BONITA SPRINGS — Three weeks after the Bonita Springs YMCA shut its doors, a community forum hosted by YMCA of the Palms left many community members unsatisfied.
A panel including YMCA of the Palms President Brandon Dowdy and Board of Trustees Chairman William Burke fielded more than 30 written questions from angry Bonita YMCA supporters at a June 20 meeting held at First Presbyterian Church and moderated by Naples Daily News Editorial Page Editor Jeff Lytle.
Burke outlined the “very difficult decisions” trustees faced as a financial crisis loomed ever larger, eventually forcing the May 31 closure.
“This community certainly deserves a YMCA,” Burke told the crowd of more than 100, which included Bonita Springs Mayor Ben Nelson, four other city council members and the city’s new and recently retired city managers. “The last thing we ever wanted to do was reach the point we did reach where we had to suspend operations. We absorbed a loss for a number of years.”
The Bonita YMCA was open for just under six years, with the bulk of constructions costs footed by community donors. A capital campaign raised $7.2 million. The YMCA of the Palms issued bonds for an additional $3 million, Burke said.
After the April 2005 opening, projected membership numbers never materialized, which YMCA representatives blame on the building’s off-the-beaten-path location and the economic recession.
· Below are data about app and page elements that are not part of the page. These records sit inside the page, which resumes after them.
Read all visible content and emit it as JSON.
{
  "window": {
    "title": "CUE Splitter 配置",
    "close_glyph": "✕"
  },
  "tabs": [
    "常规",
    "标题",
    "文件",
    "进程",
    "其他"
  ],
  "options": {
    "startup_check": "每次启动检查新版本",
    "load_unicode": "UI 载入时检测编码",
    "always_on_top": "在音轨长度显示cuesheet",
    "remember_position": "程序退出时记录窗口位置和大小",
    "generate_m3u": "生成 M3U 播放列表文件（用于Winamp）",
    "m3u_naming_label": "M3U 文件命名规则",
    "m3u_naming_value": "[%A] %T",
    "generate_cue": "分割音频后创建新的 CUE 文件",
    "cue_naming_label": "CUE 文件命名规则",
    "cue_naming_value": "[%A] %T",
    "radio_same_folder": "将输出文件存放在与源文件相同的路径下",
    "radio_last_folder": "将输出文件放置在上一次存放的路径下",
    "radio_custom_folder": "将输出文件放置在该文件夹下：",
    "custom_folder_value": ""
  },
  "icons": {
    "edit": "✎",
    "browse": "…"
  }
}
Dennis Church, chairman of the Bonita YMCA Advisory Board, said the organization did not do a good enough job marketing and reaching out to the community. The YMCA of the Palms also has gone through three CEOs and three executive directors at the Bonita branch in the last six years.
Church advocates a “debt-free transfer,” which would allow the YMCA of the Palms to transfer ownership and operation of its Bonita facility to another YMCA partner. However, the Board of Trustees voted against the measure, saying the YMCA of the Palms needs to sell the facility to recoup about $1.5 million in debt it has incurred.
That number has been widely disputed, and Burke was not prepared to provide a financial breakdown, although he vowed to do so.
“The facility was paid for by the folks in Bonita,” Church said. “I want the YMCA of the Palms trustees to reconsider supporting the debt-free transfer. It’s the right thing to do for our members and for our community.”
South County YMCA, which operates YMCAs in Venice and Englewood, recently acquired Lee County YMCA operations, and CEO Ken Modzelewski joined the forum.
While his organization cannot afford to buy the troubled Bonita YMCA, Modzelewski said he believes South County could make a Bonita branch profitable.
About halfway through the discussion, the audience burst into applause as Lytle read this notecard: “Why are we leaving here with more questions than answers?”
After the meeting closed, Richard Barber, the self-appointed spokesman for YMCA members, remained firmly persuaded of YMCA of the Palms mismanagement.
“We know no more today than we knew before,” Barber said. “They admitted that they have no data. Our solution is they close their facility in Naples and leave Bonita running. They have effectively muddled the financial waters and want to tell us we can’t sustain ourselves. How can anyone expect us to buy what they’re trying to sell?”
Mayor Ben Nelson also left the meeting unappeased. “It’s a very trusting thing for the citizens of Bonita Springs to have put a lot of money into building a Bonita Springs YMCA,” he said. “We feel silly because we didn’t realize we were building another Naples YMCA. Looking back, I would never allow my community to put that kind of money into a facility that is not theirs.”
Dowdy said he is committed to finding a solution which will keep a YMCA in Bonita Springs. “We do look at it as our responsibility to help facilitate a YMCA in this community,” he said.